> [DIRECTIONS] A faithful, complete copy of the records is required.

(Collected data entries)
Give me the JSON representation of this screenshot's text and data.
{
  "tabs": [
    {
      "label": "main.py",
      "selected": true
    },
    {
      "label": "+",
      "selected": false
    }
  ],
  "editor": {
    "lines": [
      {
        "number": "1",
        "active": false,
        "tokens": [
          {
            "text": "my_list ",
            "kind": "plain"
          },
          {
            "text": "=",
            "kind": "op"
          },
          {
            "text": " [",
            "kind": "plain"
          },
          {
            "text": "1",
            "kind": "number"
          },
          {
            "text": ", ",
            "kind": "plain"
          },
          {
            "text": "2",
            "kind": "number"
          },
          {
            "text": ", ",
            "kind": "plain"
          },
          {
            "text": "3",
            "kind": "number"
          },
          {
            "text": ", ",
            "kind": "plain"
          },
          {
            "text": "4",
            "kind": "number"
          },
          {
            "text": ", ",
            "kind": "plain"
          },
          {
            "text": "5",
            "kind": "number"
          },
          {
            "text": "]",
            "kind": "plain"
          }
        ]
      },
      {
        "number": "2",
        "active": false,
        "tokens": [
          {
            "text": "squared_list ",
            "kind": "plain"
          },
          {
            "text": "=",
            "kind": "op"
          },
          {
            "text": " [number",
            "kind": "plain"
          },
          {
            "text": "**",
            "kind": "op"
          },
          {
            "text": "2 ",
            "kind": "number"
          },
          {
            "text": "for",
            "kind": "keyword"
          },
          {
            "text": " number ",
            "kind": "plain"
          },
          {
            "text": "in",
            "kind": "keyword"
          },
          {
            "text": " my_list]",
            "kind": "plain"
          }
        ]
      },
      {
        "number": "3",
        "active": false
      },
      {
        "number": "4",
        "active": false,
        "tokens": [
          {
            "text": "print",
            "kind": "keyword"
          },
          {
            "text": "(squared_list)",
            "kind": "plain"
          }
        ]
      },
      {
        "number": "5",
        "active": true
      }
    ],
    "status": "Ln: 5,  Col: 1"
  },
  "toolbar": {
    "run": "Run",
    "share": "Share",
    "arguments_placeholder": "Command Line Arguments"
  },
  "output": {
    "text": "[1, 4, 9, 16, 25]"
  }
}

> [YOUR RESPONSE]
Give me the JSON representation of this screenshot's text and data.
{
  "tabs": [
    {
      "label": "main.py",
      "selected": true
    },
    {
      "label": "+",
      "selected": false
    }
  ],
  "editor": {
    "lines": [
      {
        "number": "1",
        "active": false,
        "tokens": [
          {
            "text": "my_list ",
            "kind": "plain"
          },
          {
            "text": "=",
            "kind": "op"
          },
          {
            "text": " [",
            "kind": "plain"
          },
          {
            "text": "1",
            "kind": "number"
          },
          {
            "text": ", ",
            "kind": "plain"
          },
          {
            "text": "2",
            "kind": "number"
          },
          {
            "text": ", ",
            "kind": "plain"
          },
          {
            "text": "3",
            "kind": "number"
          },
          {
            "text": ", ",
            "kind": "plain"
          },
          {
            "text": "4",
            "kind": "number"
          },
          {
            "text": ", ",
            "kind": "plain"
          },
          {
            "text": "5",
            "kind": "number"
          },
          {
            "text": "]",
            "kind": "plain"
          }
        ]
      },
      {
        "number": "2",
        "active": false,
        "tokens": [
          {
            "text": "squared_list ",
            "kind": "plain"
          },
          {
            "text": "=",
            "kind": "op"
          },
          {
            "text": " [number",
            "kind": "plain"
          },
          {
            "text": "**",
            "kind": "op"
          },
          {
            "text": "2 ",
            "kind": "number"
          },
          {
            "text": "for",
            "kind": "keyword"
          },
          {
            "text": " number ",
            "kind": "plain"
          },
          {
            "text": "in",
            "kind": "keyword"
          },
          {
            "text": " my_list]",
            "kind": "plain"
          }
        ]
      },
      {
        "number": "3",
        "active": false
      },
      {
        "number": "4",
        "active": false,
        "tokens": [
          {
            "text": "print",
            "kind": "keyword"
          },
          {
            "text": "(squared_list)",
            "kind": "plain"
          }
        ]
      },
      {
        "number": "5",
        "active": true
      }
    ],
    "status": "Ln: 5,  Col: 1"
  },
  "toolbar": {
    "run": "Run",
    "share": "Share",
    "arguments_placeholder": "Command Line Arguments"
  },
  "output": {
    "text": "[1, 4, 9, 16, 25]"
  }
}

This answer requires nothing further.